** MATERIAL SHOWN follows **

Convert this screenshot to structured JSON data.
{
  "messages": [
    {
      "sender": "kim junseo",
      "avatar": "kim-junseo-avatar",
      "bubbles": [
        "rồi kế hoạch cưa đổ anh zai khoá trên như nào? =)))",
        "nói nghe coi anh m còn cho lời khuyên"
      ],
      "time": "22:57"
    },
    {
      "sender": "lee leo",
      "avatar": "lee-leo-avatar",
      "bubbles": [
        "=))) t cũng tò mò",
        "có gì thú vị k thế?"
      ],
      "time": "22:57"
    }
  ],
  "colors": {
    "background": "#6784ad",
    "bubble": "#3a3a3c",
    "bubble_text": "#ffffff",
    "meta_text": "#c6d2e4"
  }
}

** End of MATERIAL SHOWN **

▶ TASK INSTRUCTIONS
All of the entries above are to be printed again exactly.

▶ WRITTEN ANSWER
Convert this screenshot to structured JSON data.
{
  "messages": [
    {
      "sender": "kim junseo",
      "avatar": "kim-junseo-avatar",
      "bubbles": [
        "rồi kế hoạch cưa đổ anh zai khoá trên như nào? =)))",
        "nói nghe coi anh m còn cho lời khuyên"
      ],
      "time": "22:57"
    },
    {
      "sender": "lee leo",
      "avatar": "lee-leo-avatar",
      "bubbles": [
        "=))) t cũng tò mò",
        "có gì thú vị k thế?"
      ],
      "time": "22:57"
    }
  ],
  "colors": {
    "background": "#6784ad",
    "bubble": "#3a3a3c",
    "bubble_text": "#ffffff",
    "meta_text": "#c6d2e4"
  }
}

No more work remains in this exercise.